We set up the MSF Access Campaign in 1999 to push for access to, and the development of, life-saving and life-prolonging medicines, diagnostic tests and vaccines for people in our programmes and beyond.
Based in Brussels, MSF Analysis intends to stimulate reflection and debate on humanitarian topics organised around the themes of migration, refugees, aid access, health policy and the environment in which aid operates.
Our medical guidelines are based on scientific data collected from MSF’s experiences, the World Health Organization (WHO), other renowned international medical institutions, and medical and scientific journals.
Evaluation Units have been established in Vienna, Stockholm, and Paris, assessing the potential and limitations of medical humanitarian action, thereby enhancing the effectiveness of our medical humanitarian work.
Providing epidemiological expertise to underpin our operations, conducting research and training to support our goal of providing medical aid in areas where people are affected by conflict, epidemics, disasters, or excluded from health care.
A collaborative, patients’ needs-driven, non-profit drug research and development organisation that is developing new treatments for neglected diseases, founded in 2003 by seven organisations from around the world.
In the makeshift settlements in Cox’s Bazar, Bangladesh, many Rohingya women give birth in their tents, limiting their medical options in case something goes wrong.

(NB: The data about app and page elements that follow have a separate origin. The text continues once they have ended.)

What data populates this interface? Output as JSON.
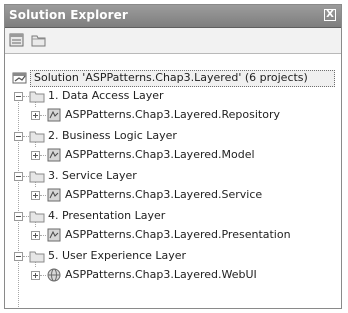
{
  "window": {
    "title": "Solution Explorer",
    "close_glyph": "X"
  },
  "toolbar": {
    "buttons": [
      {
        "icon": "properties-icon"
      },
      {
        "icon": "show-all-files-icon"
      }
    ]
  },
  "tree": {
    "solution": {
      "label": "Solution 'ASPPatterns.Chap3.Layered' (6 projects)",
      "icon": "solution-icon"
    },
    "folders": [
      {
        "label": "1. Data Access Layer",
        "icon": "folder-icon",
        "expanded": true,
        "project": {
          "label": "ASPPatterns.Chap3.Layered.Repository",
          "icon": "csharp-project-icon",
          "expanded": false
        }
      },
      {
        "label": "2. Business Logic Layer",
        "icon": "folder-icon",
        "expanded": true,
        "project": {
          "label": "ASPPatterns.Chap3.Layered.Model",
          "icon": "csharp-project-icon",
          "expanded": false
        }
      },
      {
        "label": "3. Service Layer",
        "icon": "folder-icon",
        "expanded": true,
        "project": {
          "label": "ASPPatterns.Chap3.Layered.Service",
          "icon": "csharp-project-icon",
          "expanded": false
        }
      },
      {
        "label": "4. Presentation Layer",
        "icon": "folder-icon",
        "expanded": true,
        "project": {
          "label": "ASPPatterns.Chap3.Layered.Presentation",
          "icon": "csharp-project-icon",
          "expanded": false
        }
      },
      {
        "label": "5. User Experience Layer",
        "icon": "folder-icon",
        "expanded": true,
        "project": {
          "label": "ASPPatterns.Chap3.Layered.WebUI",
          "icon": "web-project-icon",
          "expanded": false
        }
      }
    ]
  }
}
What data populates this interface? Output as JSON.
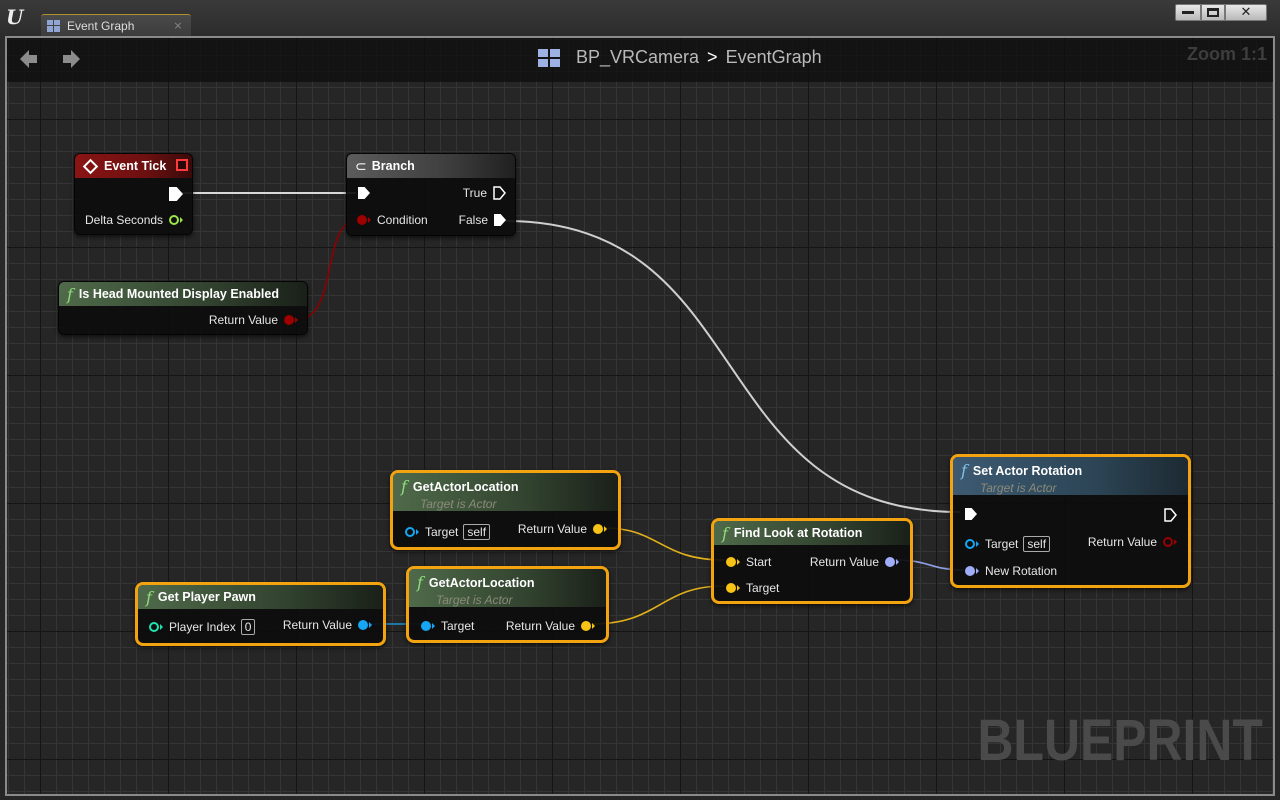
{
  "window": {
    "tab_label": "Event Graph",
    "tab_close": "×",
    "controls": {
      "minimize": "—",
      "maximize": "□",
      "close": "✕"
    }
  },
  "toolbar": {
    "back_icon": "arrow-left-icon",
    "forward_icon": "arrow-right-icon",
    "back": "🡄",
    "forward": "🡆",
    "breadcrumb": [
      "BP_VRCamera",
      "EventGraph"
    ],
    "separator": ">",
    "zoom": "Zoom 1:1"
  },
  "watermark": "BLUEPRINT",
  "nodes": {
    "event_tick": {
      "title": "Event Tick",
      "pins": {
        "out_exec": "",
        "delta_seconds": "Delta Seconds"
      }
    },
    "branch": {
      "title": "Branch",
      "pins": {
        "condition": "Condition",
        "true": "True",
        "false": "False"
      }
    },
    "is_hmd_enabled": {
      "title": "Is Head Mounted Display Enabled",
      "pins": {
        "return_value": "Return Value"
      }
    },
    "get_actor_location_1": {
      "title": "GetActorLocation",
      "subtitle": "Target is Actor",
      "pins": {
        "target": "Target",
        "target_default": "self",
        "return_value": "Return Value"
      }
    },
    "get_actor_location_2": {
      "title": "GetActorLocation",
      "subtitle": "Target is Actor",
      "pins": {
        "target": "Target",
        "return_value": "Return Value"
      }
    },
    "get_player_pawn": {
      "title": "Get Player Pawn",
      "pins": {
        "player_index": "Player Index",
        "player_index_value": "0",
        "return_value": "Return Value"
      }
    },
    "find_look_at_rotation": {
      "title": "Find Look at Rotation",
      "pins": {
        "start": "Start",
        "target": "Target",
        "return_value": "Return Value"
      }
    },
    "set_actor_rotation": {
      "title": "Set Actor Rotation",
      "subtitle": "Target is Actor",
      "pins": {
        "target": "Target",
        "target_default": "self",
        "return_value": "Return Value",
        "new_rotation": "New Rotation"
      }
    }
  },
  "colors": {
    "exec": "#ffffff",
    "bool": "#9c0000",
    "float": "#9be44a",
    "vector": "#f7c315",
    "object": "#17a6f4",
    "int": "#1fe3af",
    "rotator": "#9fadfa",
    "selection": "#f2a30f"
  }
}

MSF’s new maternity ward in Kutupalong, which will be able to withstand extreme weather, offers private rooms for new mothers and their babies, who face an uncertain future in Bangladesh.Project Update - 23 May 2018

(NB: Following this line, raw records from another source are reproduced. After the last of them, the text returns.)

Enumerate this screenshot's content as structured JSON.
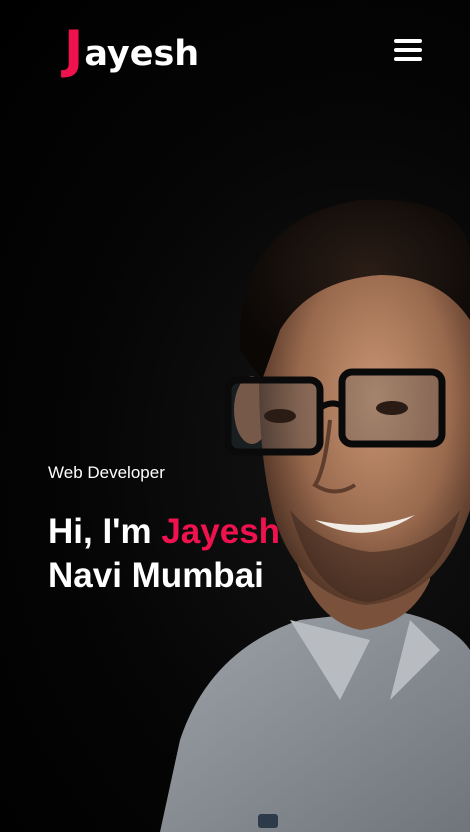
{
  "navbar": {
    "logo_initial": "J",
    "logo_rest": "ayesh",
    "menu_icon": "hamburger-menu-icon"
  },
  "hero": {
    "subtitle": "Web Developer",
    "greeting": "Hi, I'm ",
    "name": "Jayesh",
    "location": "Navi Mumbai",
    "photo_icon": "portrait-photo"
  },
  "colors": {
    "accent": "#f0124e",
    "background": "#000000",
    "text": "#ffffff"
  }
}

"Wounded patients often fear for their safety in medical facilities, so it is essential to create a place of sanctuary for them, where there is no discrimination," says Bruno Duchenne, MSF Head of Mission in Burundi. "We treat anyone who is injured, whatever their politics."Voices from the Field - 25 Aug 2015
A cholera outbreak has struck overcrowded camps where thousands of Burundian refugees are gathering in Tanzania. According to the World Health Organization, 31 people have died of the disease, and more than 3,000 acute diarrhoea cases have been reported among the refugees. In collaboration with local authorities, Médecins Sans Frontières (MSF) is opening rehydration points and cholera treatment centres in Kagunga and Kigoma camps. Press Release - 24 May 2015
MSF has been trying to adapt to a new reality in South Sudan. It has shifted from addressing the huge medical needs of a people with generally no access to healthcare, to addressing the huge medical needs of people trapped in an armed conflict.Voices from the Field - 1 Apr 2015
eenage pregnancy is the norm in Jahun, Nigeria, leading to high maternal mortality rates. Project Update - 4 Mar 2015
Médecins Sans Frontières (MSF)
Independent medical humanitarian assistance
We provide medical assistance to people affected by conflict, epidemics, disasters, or exclusion from healthcare. Our teams are made up of tens of thousands of health professionals, logistic and administrative staff - most of them hired locally. Our actions are guided by medical ethics and the principles of independence and impartiality. We are a non-profit, self-governed, member-based organisation.